With years of experience in journalism, marketing and creative writing, penning everything from sports coverage to furniture romance copy, my strength lies in the ability to write well about anything.
Well, friends — we’re friends by this point, right? — we’ve been through a lot together. You’ve seen it all.
So you’re evermore prepared to do it all again.
Continued vigilance on angling for the best deals is the best and arguably only way you’ll continue saving on supply costs for your dental organization.
You’ve laid the groundwork for big-time savings on your dental organization’s supply costs, but now, you’re sending your new formulary out into the world — in other words, into the hands of your staff. What good is all the work you’ve done if no one follows the new standards?
Clinical trials have concluded. Your CETs have approved products, and the trial results have been analyzed. You’ve solved any possible pricing irregularities and determined the best compromises between product quality and price. Now, it’s time to separate the wheat from the chaff.
If you’ve handpicked a crack team of doctors and provided a reliable infrastructure for testing out the products in question, then the step of evaluating trial results should be relatively easy.
At this point in our nine-step process, we’ve been working mostly in the abstract. You’ve organized and reviewed a lot of purchase data, and you’ve negotiated with vendors and suppliers about the products used by your dental organizations. Now, we’ll apply all our conversations and research to real-world situations. It’s time to start clinical trials.
After the flurry of activity we saw in Step Three, this portion of our nine-step process might seem like a step back. But when reviewing offers, you need to take some time to collect yourself and compare your options.
We’ve been doing a lot of homework up to this point in our nine-step process. But here’s where the rubber meets the road: manufacturer negotiations.
Achieving the best deals on your most essential supplies has always been critical to running any dental practice. And, especially now, cutting supply costs has never been more vital to your organization. With distributors competing like lions for market share, you need to figure out how you can secure the products your dental organization requires in the most cost-effective fashion.
Yet there’s never a better opportunity to angle for better deals.
In the first part of this series, we took you...
If you’re reading this, it’s very likely that the way your organization sources dental supplies is stuck in the 20th Century.
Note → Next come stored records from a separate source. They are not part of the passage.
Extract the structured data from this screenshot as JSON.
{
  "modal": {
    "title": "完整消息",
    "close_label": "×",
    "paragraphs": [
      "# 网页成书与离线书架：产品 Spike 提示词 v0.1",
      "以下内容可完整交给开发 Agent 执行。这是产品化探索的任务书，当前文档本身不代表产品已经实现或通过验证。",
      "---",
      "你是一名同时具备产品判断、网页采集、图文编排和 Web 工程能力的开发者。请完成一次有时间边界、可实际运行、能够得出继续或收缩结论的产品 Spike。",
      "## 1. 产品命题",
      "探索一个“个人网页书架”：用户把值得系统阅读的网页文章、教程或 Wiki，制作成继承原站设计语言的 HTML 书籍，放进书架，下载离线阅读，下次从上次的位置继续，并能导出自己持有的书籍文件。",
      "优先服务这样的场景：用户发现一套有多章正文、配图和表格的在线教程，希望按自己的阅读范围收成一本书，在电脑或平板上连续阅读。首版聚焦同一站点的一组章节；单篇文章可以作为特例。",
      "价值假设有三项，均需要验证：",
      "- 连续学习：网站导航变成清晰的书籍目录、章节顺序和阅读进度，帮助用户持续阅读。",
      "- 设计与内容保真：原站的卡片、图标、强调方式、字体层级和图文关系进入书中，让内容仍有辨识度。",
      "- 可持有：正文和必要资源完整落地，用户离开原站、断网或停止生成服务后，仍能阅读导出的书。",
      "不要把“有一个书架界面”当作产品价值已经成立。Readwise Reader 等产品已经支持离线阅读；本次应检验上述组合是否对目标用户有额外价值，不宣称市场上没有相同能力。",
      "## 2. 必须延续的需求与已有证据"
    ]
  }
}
Improving your sourcing process is the foundation of driving down supply costs. Removing the middleman whenever possible and streamlining your supply chain will help you save money, so you can refocus your resources on important overhead expenses and provide the best care possible.
The Orange Water & Sewer Authority (OWASA), Chapel Hill-Carrboro's public water utility, required a refresh of their website, including an overhaul of their copy. I performed new research, crafted new copy and revised existing content as part of the rebranding efforts. I also produced a series of feature stories focusing on OWASA employees for the site's news page.
You can — and should! — craft a customer experience that’s as uniquely attractive as it is efficient and profitable. To make your space work, you must make it count.
The opulence and prestige of today’s tournament was just a dream 30 years ago. It evolved dramatically in that time, thanks to visionaries like former ACC Assistant Commissioner Dee Todd and behind-the-scenes champions of the game like officials observer Doreen Bryant.
How much would you pay to hush your accuser?
Florida State University and Erica Kinsman settled on the figure of $950,000.
And Tampa Bay Buccaneers quarterback Jameis Winston didn’t have to pay a cent of that sum.
After the Carolina Panthers’ win over the New York Giants on Sunday, I spoke over the phone with Panthers team photographer Melissa Melvin-Rodriguez as she healed from a broken leg in Charlotte.